The Gravel Garden

Poor, dry soil is the bane of many an otherwise well-designed garden. It could be that you live on what was once a sandy river wash, or it is possible that your developer substituted a heap of gravely mix for your original topsoil. Such things do happen. And while one option for growning plants is to remove the old soil and start with a new load of fill, another option is to start a collection of plants that is actually adapted to growing in terrible dry and rocky soil conditions. Not to be confused with invasive WEEDS, which might also fit that bill, we are talking about desirable ornamental plants from around the world. A number of native plants will fit this bill, and can be used exclusively if desired. For a more diverse garden, we can look to non-native species found naturally in such conditions around the world, avoiding any that have invasive tendencies.

The concept of the gravel garden was helped to popularity by Beth Chatto in Essex, the driest part of England. She inherited a dry gravely parking lot in the 1990's and decided to see if she could grow a garden there with minimal ammendment of the soil and no additional watering. What she ended up with was an interesting, diverse, and world-famous garden.

All of the plants chosen are drought tolerant and can do well in poor soil. Some have nitrogen fixing nodules on their roots which helps them as well as surrounding plants get enough nutrients. For this reason, the gravel garden requires little help once it gets established. Though it might seem counter-intuitive to add more gravel, an added layer of gravel acts as a mulch, helping conserver water, cool the soil, and block weeds.

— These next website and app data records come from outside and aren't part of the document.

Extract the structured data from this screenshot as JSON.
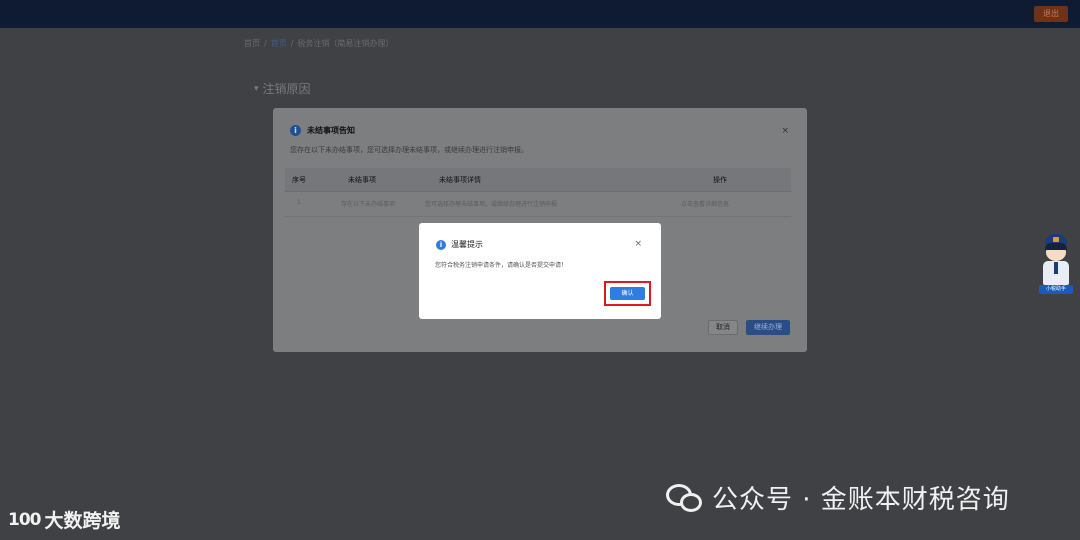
{
  "topbar": {
    "right_button": "退出"
  },
  "breadcrumb": {
    "items": [
      "首页",
      "首页",
      "税务注销（简易注销办理）"
    ],
    "separator": "/"
  },
  "section": {
    "title": "注销原因"
  },
  "notice_modal": {
    "title": "未结事项告知",
    "close": "×",
    "description": "您存在以下未办结事项，您可选择办理未结事项，或继续办理进行注销申报。",
    "columns": [
      "序号",
      "未结事项",
      "未结事项详情",
      "操作"
    ],
    "rows": [
      {
        "index": "1",
        "item": "存在以下未办结事项",
        "detail": "您可选择办理未结事项，或继续办理进行注销申报",
        "action": "点击查看详细信息"
      }
    ],
    "cancel_label": "取消",
    "continue_label": "继续办理"
  },
  "dialog": {
    "title": "温馨提示",
    "close": "×",
    "message": "您符合税务注销申请条件，请确认是否提交申请！",
    "confirm_label": "确认"
  },
  "assistant": {
    "tag": "小税助手",
    "icon": "tax-assistant-mascot"
  },
  "watermark_left": {
    "logo": "100",
    "text": "大数跨境"
  },
  "watermark_right": {
    "icon": "wechat-icon",
    "text": "公众号 · 金账本财税咨询"
  },
  "colors": {
    "accent": "#2f7de1",
    "highlight": "#e0191f",
    "topbar": "#0f1a33"
  }
}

The principles of the gravel garden are essentially those of Xeriscaping, which was developed in the western states, and is more commonly known and practiced in places such as Colorado, New Mexico, Arizona, Texas and California. Xeriscaping tends to focus more on hot dry climates, while the gravel garden was born in a cooler more northerly climate. It is mostly a matter of emphasis.

The Northeast, in fact, in not suited to all of the "standard" Xeriscape or gravel garden plants. We have colder winters than California, New Mexico, or Essex and recieve more rainfall on average, both of which will affect the types of that can grow here. Its also important to consider sun and shade and wind patterns. Shady dry areas are especially tough spots. Most of the plants which will grow well in poor dry soil also perfer sun. It is also important that plants requiring more moisture not be included in the design. If you start watering your gravel garden to save the more tender plants, then you will be weakening the drought tolerant ones. With the right consideration, even a patch of the poorest soil can be home to a vibrant and thriving garden.

Some drought tolerant native shrubs which will do well in this area include

Some native perennials for the NE gravel garden include